Where to start? Some sources maintain that people have been eating cooked grains for 30,000 years. But it wasn’t until the Neolithic period, 10,000 years ago, that grains were first cultivated in areas near the Nile Valley. The shift from being hunting and gathering nomads to farming societies was a significant turning point in human history. That change spread out from the Fertile Crescent to North Africa and Europe, and resulted in the development of towns and more complex social relationships.
As towns grew into cities, baking bread became a commercial activity. Free standing stone or brick ovens with doors seem to be a Greek idea.
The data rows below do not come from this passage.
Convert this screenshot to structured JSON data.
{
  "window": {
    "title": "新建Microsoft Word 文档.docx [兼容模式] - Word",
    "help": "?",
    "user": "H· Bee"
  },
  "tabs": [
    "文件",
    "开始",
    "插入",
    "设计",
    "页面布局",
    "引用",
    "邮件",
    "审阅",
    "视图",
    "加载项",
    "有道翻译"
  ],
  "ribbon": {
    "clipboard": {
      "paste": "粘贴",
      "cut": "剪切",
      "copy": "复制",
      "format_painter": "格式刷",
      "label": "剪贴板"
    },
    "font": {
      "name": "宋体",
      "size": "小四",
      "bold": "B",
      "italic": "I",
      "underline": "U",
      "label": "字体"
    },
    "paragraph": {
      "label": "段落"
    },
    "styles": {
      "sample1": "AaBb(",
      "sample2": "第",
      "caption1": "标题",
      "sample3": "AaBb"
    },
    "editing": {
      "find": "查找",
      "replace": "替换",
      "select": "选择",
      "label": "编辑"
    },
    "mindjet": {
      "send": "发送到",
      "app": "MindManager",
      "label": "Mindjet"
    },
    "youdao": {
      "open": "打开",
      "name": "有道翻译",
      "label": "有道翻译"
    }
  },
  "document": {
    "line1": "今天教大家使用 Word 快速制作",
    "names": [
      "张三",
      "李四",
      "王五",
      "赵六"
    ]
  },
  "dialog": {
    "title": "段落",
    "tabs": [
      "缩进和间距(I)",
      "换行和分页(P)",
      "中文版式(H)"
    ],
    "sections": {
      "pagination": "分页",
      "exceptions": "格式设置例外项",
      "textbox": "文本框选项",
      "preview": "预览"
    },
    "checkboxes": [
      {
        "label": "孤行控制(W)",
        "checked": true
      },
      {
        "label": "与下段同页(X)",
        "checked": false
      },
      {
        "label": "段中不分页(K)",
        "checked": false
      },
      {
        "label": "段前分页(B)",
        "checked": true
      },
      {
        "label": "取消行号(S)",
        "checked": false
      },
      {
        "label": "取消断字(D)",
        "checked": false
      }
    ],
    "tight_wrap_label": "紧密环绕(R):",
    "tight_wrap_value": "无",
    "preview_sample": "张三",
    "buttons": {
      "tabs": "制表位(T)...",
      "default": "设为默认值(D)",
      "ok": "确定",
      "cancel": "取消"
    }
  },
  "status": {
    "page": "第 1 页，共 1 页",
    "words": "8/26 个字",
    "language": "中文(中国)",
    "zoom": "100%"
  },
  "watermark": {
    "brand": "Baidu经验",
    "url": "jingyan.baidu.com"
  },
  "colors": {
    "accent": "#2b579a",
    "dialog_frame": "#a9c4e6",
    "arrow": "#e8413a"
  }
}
Bakeries flourished in Athens 2500 years ago and Greek bakers were making and selling bread in Rome three centuries later.
During the Middle Ages, bread was used as a plate. A square piece of bread, called a trencher, served to hold other foods and soak up the juices of the stews that were common fare. After the meal, one could eat one’s trencher, but because it was very course and dense and purposefully stale, it was more often given to the poor, or fed to dogs.